Given the ongoing atmosphere of instability and intermittent violence, talks of demilitarization might be considered immature. The army is working under great pressure. On the one hand, it is reaching out to the people and civil society at large, and on the other hand, there are extremist propagandas working against the army. Human rights violations have undeniably taken place, but the Indian army has managed with the templar model of insurgency. In Kashmir, it has been confined to mortar and small arms. There have been talks about replacing the army with the police but it must be realized that the danger of the police going in there is that they have local agendas. Police reforms are urgently required. Elders have to be consulted in the law enforcement process.
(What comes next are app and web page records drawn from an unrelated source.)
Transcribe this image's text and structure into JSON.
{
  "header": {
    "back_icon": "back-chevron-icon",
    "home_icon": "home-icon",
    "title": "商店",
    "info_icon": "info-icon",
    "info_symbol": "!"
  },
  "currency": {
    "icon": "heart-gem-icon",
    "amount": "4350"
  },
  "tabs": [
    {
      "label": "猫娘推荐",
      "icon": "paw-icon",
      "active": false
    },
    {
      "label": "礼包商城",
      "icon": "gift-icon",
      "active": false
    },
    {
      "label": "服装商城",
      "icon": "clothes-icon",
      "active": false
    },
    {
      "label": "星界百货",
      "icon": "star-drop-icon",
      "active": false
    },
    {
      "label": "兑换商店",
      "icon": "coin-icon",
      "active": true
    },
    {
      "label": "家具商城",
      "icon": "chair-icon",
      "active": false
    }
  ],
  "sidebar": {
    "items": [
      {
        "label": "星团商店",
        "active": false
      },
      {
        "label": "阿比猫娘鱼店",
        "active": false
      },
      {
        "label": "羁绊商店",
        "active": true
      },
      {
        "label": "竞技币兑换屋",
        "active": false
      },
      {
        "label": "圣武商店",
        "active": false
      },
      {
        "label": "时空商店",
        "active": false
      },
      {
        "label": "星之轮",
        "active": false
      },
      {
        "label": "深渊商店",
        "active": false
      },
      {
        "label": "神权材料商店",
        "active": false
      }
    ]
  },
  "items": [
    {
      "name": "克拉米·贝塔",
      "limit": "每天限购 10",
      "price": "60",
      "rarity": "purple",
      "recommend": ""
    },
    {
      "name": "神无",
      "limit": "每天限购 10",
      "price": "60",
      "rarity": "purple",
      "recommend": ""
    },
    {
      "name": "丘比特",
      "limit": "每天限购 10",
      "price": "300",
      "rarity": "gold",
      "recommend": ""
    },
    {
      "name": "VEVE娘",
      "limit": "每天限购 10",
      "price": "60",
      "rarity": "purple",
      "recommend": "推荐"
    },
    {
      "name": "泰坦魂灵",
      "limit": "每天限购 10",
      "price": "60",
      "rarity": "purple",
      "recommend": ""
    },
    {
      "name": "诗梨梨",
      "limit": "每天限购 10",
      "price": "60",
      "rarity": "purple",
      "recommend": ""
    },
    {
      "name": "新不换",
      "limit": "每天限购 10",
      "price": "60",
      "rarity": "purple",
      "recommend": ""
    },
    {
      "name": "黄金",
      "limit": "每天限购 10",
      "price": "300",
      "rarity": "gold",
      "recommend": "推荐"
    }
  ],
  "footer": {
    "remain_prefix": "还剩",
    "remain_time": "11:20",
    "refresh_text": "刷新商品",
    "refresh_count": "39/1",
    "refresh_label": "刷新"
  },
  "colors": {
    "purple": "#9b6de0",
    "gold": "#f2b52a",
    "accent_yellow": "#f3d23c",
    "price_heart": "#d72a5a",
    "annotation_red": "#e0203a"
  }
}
The Police has now become a near paramilitary force because it has the communication, equipment, the professionalism, but they are human beings and so could develop local orientation.
On the other hand, it must be appreciated that policing in J&K is not an easy task. Policing in a state is based on a principle that the population is abiding with the state apparatus, but in J&K, the population is against the state apparatus. The Police become an easy victim as was witnessed in the Shopian case. If the police cannot be supported then the armed forces should not be removed because this means that the state apparatus is not being allowed to deal with the situation. There is no one to defend the police, except the media and civil society which goes by rumors; but the army has the government’s backing. There should be caution against saying that police should not be there; their operations now are almost without collateral damage and they are even trying to protect buildings.
The report deals with the issue of ‘radicalization’ in J&K, which can be described as a situation where one is not willing to live with other communities and a situation where violence is used to express dissent. Radicalization also represents extremism; not just harboring an extremist view, but imposing it on others. In J&K, there is religious radicalization but the responses have been secular. Religion has always been used as medium of communication because it is the only education that has been given to the society. Many leaders have done that, Gandhi too did that and it is the only education that is universal. To counter radicalization, there is a need to go back to religion because secular responses will not be adequate. In Jammu, there has been no effort to understand the issue of marginalization and radicalization. Radicalization in Kashmir leads to radicalization in Jammu among the Hindus, giving rise to feeling of marginalization among the Muslims in Jammu. The assumption that Sufism in J&K is not under attack needs to be analyzed. Ahl-e-Hadith University’s philosophy is the philosophical base of Lashkar-e-Toiba’s and they are growing in Kashmir. If the state is sponsoring this University, then it has already agreed to the marginalization of Sufism in Kashmir.
A division along communal lines might not work because that will be artificial. Jammu will have to work on another plan, maybe based on governance at the grassroots level. The problem is bad politics (majoritarianism and minoritarianism), and radicalization go hand in hand. The model in Ladakh is both in Leh and in Kargil but it is not working in Kargil because of corruption and factionalism. Even in Leh, the model is not perfect. Leh is seen as predominantly Buddhist but there is a nested community of Muslims, some Shias and some Sunnis.
Young Political Leaders
J&K’s young political leadership must be consulted because the majority of the leaders in the assembly are not old people and they have been elected by 64 per cent of the voters and they are not hardliners and their viewpoints on the way forward, must be considered.
Democracy and free media
Transparency, objectivity and free media can really transform misperceptions. As soon as Shopian happened the initial report was that no murder took place, but hardliner elements were shaping agenda to turn falsehood into truth. At the end, democracy and civil society can really make a difference in J&K.
Ms. Pia Malhotra
Research Officer, IPCS